Plot is the organized pattern or sequence of events in a story. Knowing this, it becomes relatively easy to visualize these events. A popular method is to use y/x where y=dramatic tension and x=time. It would be impossible to cover every visualization in one session, but by understanding the fundamental elements underlying the visual vocabulary of plot visualization we can very quickly develop our own.
EDIT: Here is the information about Kal Bashir's monomyth work that we briefly looked at. I recommend you all spend some time on his very informative (if slightly hard to navigate) website - and if really interested in going all in be sure to subscribe to his daily email! http://www.kalbashir.com/
Below is the main monomyth video similar to the first part of the one watched in class, but with more information and a very clear summary of the theory as he has updated it for modern storytelling.
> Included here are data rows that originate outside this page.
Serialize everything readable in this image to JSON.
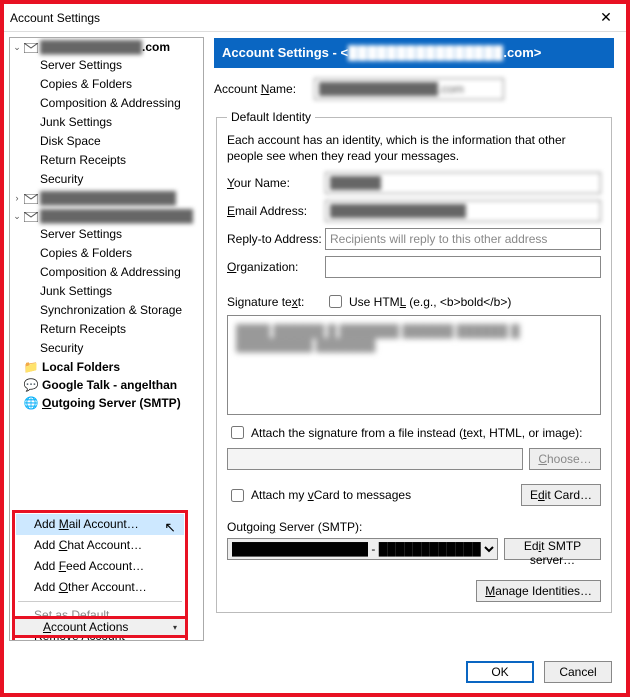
{
  "window": {
    "title": "Account Settings",
    "close_icon": "✕"
  },
  "sidebar": {
    "accounts": [
      {
        "expanded": true,
        "bold": true,
        "label_suffix": ".com",
        "children": [
          "Server Settings",
          "Copies & Folders",
          "Composition & Addressing",
          "Junk Settings",
          "Disk Space",
          "Return Receipts",
          "Security"
        ]
      },
      {
        "expanded": false,
        "bold": false,
        "label_suffix": "",
        "children": []
      },
      {
        "expanded": true,
        "bold": false,
        "label_suffix": "",
        "children": [
          "Server Settings",
          "Copies & Folders",
          "Composition & Addressing",
          "Junk Settings",
          "Synchronization & Storage",
          "Return Receipts",
          "Security"
        ]
      }
    ],
    "local_folders": "Local Folders",
    "google_talk": "Google Talk - angelthan",
    "outgoing_smtp": "Outgoing Server (SMTP)"
  },
  "context_menu": {
    "add_mail": "Add Mail Account…",
    "add_chat": "Add Chat Account…",
    "add_feed": "Add Feed Account…",
    "add_other": "Add Other Account…",
    "set_default": "Set as Default",
    "remove": "Remove Account"
  },
  "account_actions_button": "Account Actions",
  "panel": {
    "header_prefix": "Account Settings - <",
    "header_obscured": "████████████████",
    "header_suffix": ".com>",
    "account_name_label": "Account Name:",
    "account_name_value": "██████████████.com",
    "group_legend": "Default Identity",
    "hint": "Each account has an identity, which is the information that other people see when they read your messages.",
    "your_name_label": "Your Name:",
    "your_name_value": "██████",
    "email_label": "Email Address:",
    "email_value": "████████████████",
    "replyto_label": "Reply-to Address:",
    "replyto_placeholder": "Recipients will reply to this other address",
    "org_label": "Organization:",
    "org_value": "",
    "sig_label": "Signature text:",
    "use_html_label": "Use HTML (e.g., <b>bold</b>)",
    "sig_value": "████ ██████ █ ███████\n██████ ██████ █\n█████████ ███████",
    "attach_sig_label": "Attach the signature from a file instead (text, HTML, or image):",
    "choose_btn": "Choose…",
    "attach_vcard_label": "Attach my vCard to messages",
    "edit_card_btn": "Edit Card…",
    "smtp_label": "Outgoing Server (SMTP):",
    "smtp_value": "████████████████ - ████████████",
    "edit_smtp_btn": "Edit SMTP server…",
    "manage_btn": "Manage Identities…"
  },
  "footer": {
    "ok": "OK",
    "cancel": "Cancel"
  }
}
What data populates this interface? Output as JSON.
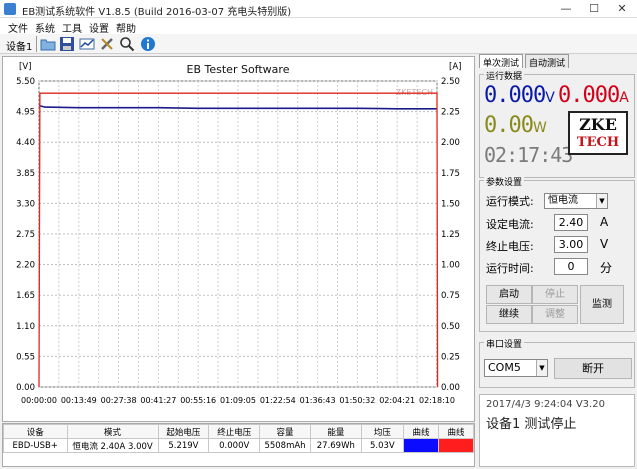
{
  "window": {
    "title": "EB测试系统软件 V1.8.5 (Build 2016-03-07 充电头特别版)",
    "minimize": "—",
    "maximize": "☐",
    "close": "✕"
  },
  "menu": [
    "文件",
    "系统",
    "工具",
    "设置",
    "帮助"
  ],
  "toolbar": {
    "device_label": "设备1",
    "icons": [
      "folder-open-icon",
      "save-icon",
      "chart-icon",
      "tools-icon",
      "search-icon",
      "info-icon"
    ]
  },
  "chart_data": {
    "type": "line",
    "title": "EB Tester Software",
    "watermark": "ZKETECH",
    "y_left_unit": "[V]",
    "y_right_unit": "[A]",
    "y_left_ticks": [
      "5.50",
      "4.95",
      "4.40",
      "3.85",
      "3.30",
      "2.75",
      "2.20",
      "1.65",
      "1.10",
      "0.55",
      "0.00"
    ],
    "y_right_ticks": [
      "2.50",
      "2.25",
      "2.00",
      "1.75",
      "1.50",
      "1.25",
      "1.00",
      "0.75",
      "0.50",
      "0.25",
      "0.00"
    ],
    "x_ticks": [
      "00:00:00",
      "00:13:49",
      "00:27:38",
      "00:41:27",
      "00:55:16",
      "01:09:05",
      "01:22:54",
      "01:36:43",
      "01:50:32",
      "02:04:21",
      "02:18:10"
    ],
    "ylim_left": [
      0,
      5.5
    ],
    "ylim_right": [
      0,
      2.5
    ],
    "series": [
      {
        "axis": "left",
        "color": "#1a1a8c",
        "x_minutes": [
          0,
          2,
          13.8,
          27.6,
          41.4,
          55.3,
          69.1,
          82.9,
          96.7,
          110.5,
          124.4,
          138.2
        ],
        "values": [
          5.06,
          5.03,
          5.02,
          5.02,
          5.02,
          5.01,
          5.01,
          5.01,
          5.01,
          5.01,
          5.0,
          5.0
        ]
      },
      {
        "axis": "right",
        "color": "#e0261e",
        "x_minutes": [
          0,
          0.3,
          138.2,
          138.4
        ],
        "values": [
          0,
          2.4,
          2.4,
          0
        ]
      }
    ]
  },
  "table": {
    "headers": [
      "设备",
      "模式",
      "起始电压",
      "终止电压",
      "容量",
      "能量",
      "均压",
      "曲线",
      "曲线"
    ],
    "row": [
      "EBD-USB+",
      "恒电流  2.40A  3.00V",
      "5.219V",
      "0.000V",
      "5508mAh",
      "27.69Wh",
      "5.03V",
      "",
      ""
    ]
  },
  "right": {
    "tabs": [
      "单次测试",
      "自动测试"
    ],
    "run_data_title": "运行数据",
    "voltage": "0.000",
    "voltage_unit": "V",
    "current": "0.000",
    "current_unit": "A",
    "power": "0.00",
    "power_unit": "W",
    "time": "02:17:43",
    "logo_line1": "ZKE",
    "logo_line2": "TECH",
    "params_title": "参数设置",
    "mode_label": "运行模式:",
    "mode_value": "恒电流",
    "set_current_label": "设定电流:",
    "set_current_value": "2.40",
    "set_current_unit": "A",
    "stop_voltage_label": "终止电压:",
    "stop_voltage_value": "3.00",
    "stop_voltage_unit": "V",
    "run_time_label": "运行时间:",
    "run_time_value": "0",
    "run_time_unit": "分",
    "btn_start": "启动",
    "btn_stop": "停止",
    "btn_continue": "继续",
    "btn_adjust": "调整",
    "btn_monitor": "监测",
    "serial_title": "串口设置",
    "com_port": "COM5",
    "btn_disconnect": "断开",
    "status_line1": "2017/4/3 9:24:04  V3.20",
    "status_line2": "设备1 测试停止"
  }
}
Great stuff!
Discussed the work of Aarne-Thompson and Propp and their various Folk-tale classification systems. Check them out here:http://oaks.nvg.org/folktale-types.html - a very good summary and catalogue of the ATU system.
AND FOR FUN:
- very cool Proppian "fairy tale generator" card game! (D3 anyone?) http://www.atlas-games.com/product_tables/AG1001.php
- An interesting twist you may watch - unlike LOST where (some claimed) the flashbacks were tedious and contrived "characterization", these flashbacks are like a delicious family reunion of the characters you grew up loving and hating. http://beta.abc.go.com/shows/once-upon-a-time
We finished up Fantasy and talked in depth about the hero's journey concept and what it means. Focus on Campbell's "Hero With a Thousand Faces" and case study was "Lord of the Rings."